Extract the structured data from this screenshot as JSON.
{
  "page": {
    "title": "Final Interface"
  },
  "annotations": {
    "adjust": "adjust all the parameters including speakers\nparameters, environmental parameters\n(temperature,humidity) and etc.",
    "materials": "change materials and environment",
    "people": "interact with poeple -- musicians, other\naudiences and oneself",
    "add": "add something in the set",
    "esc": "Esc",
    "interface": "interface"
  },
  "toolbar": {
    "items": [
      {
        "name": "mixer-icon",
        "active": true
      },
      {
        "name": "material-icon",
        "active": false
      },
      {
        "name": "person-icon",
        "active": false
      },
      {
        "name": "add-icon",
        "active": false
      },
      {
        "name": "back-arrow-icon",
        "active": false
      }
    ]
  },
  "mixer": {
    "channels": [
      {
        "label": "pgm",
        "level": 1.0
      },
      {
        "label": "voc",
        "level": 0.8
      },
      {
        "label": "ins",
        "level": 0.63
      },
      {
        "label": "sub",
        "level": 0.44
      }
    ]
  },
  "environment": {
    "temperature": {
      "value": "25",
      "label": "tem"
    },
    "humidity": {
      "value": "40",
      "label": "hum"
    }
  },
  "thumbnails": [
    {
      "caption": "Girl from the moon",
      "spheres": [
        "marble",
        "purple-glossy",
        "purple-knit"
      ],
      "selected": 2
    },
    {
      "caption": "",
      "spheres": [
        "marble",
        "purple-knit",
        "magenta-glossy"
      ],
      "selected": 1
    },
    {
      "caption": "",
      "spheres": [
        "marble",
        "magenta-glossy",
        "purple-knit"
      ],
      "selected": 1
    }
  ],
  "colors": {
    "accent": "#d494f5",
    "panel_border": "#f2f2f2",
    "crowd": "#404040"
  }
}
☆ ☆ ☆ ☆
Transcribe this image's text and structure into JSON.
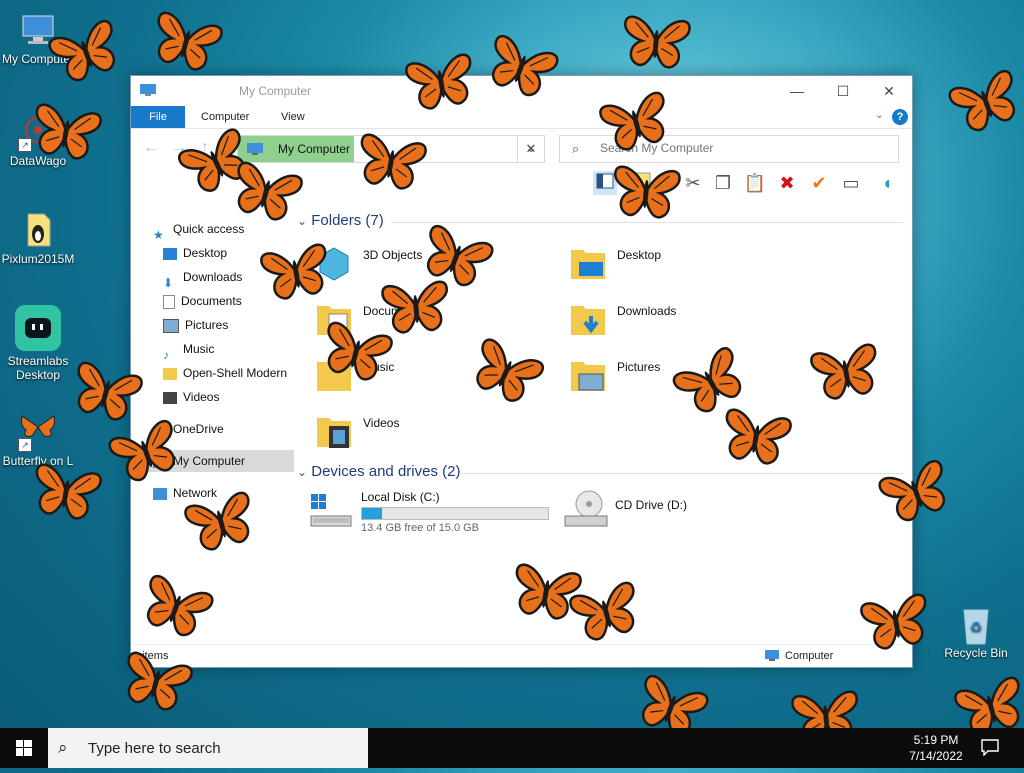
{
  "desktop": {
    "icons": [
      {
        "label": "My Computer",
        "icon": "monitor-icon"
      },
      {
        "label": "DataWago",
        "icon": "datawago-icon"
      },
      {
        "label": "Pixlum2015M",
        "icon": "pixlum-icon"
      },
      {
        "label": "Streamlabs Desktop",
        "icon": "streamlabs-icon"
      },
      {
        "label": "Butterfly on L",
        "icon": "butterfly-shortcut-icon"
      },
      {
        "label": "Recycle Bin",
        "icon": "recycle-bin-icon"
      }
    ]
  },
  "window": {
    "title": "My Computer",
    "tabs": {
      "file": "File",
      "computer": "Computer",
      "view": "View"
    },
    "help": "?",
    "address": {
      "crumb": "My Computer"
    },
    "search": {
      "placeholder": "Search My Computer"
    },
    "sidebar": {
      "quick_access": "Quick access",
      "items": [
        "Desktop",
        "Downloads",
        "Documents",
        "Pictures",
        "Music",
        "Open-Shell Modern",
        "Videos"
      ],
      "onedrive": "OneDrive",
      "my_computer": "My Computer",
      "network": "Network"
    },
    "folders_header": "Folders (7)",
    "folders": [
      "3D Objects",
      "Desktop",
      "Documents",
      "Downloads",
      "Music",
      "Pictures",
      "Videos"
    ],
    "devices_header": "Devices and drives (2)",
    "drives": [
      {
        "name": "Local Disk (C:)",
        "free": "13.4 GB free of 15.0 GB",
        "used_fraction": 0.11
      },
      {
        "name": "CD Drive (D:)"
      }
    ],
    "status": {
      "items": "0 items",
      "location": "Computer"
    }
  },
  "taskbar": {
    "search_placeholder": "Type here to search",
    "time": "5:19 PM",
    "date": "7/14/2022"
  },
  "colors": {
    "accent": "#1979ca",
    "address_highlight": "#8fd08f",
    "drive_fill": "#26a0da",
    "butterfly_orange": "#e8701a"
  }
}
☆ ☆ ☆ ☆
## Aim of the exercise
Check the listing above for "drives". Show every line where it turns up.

## Output for this task
    "devices_header": "Devices and drives (2)",
    "drives": [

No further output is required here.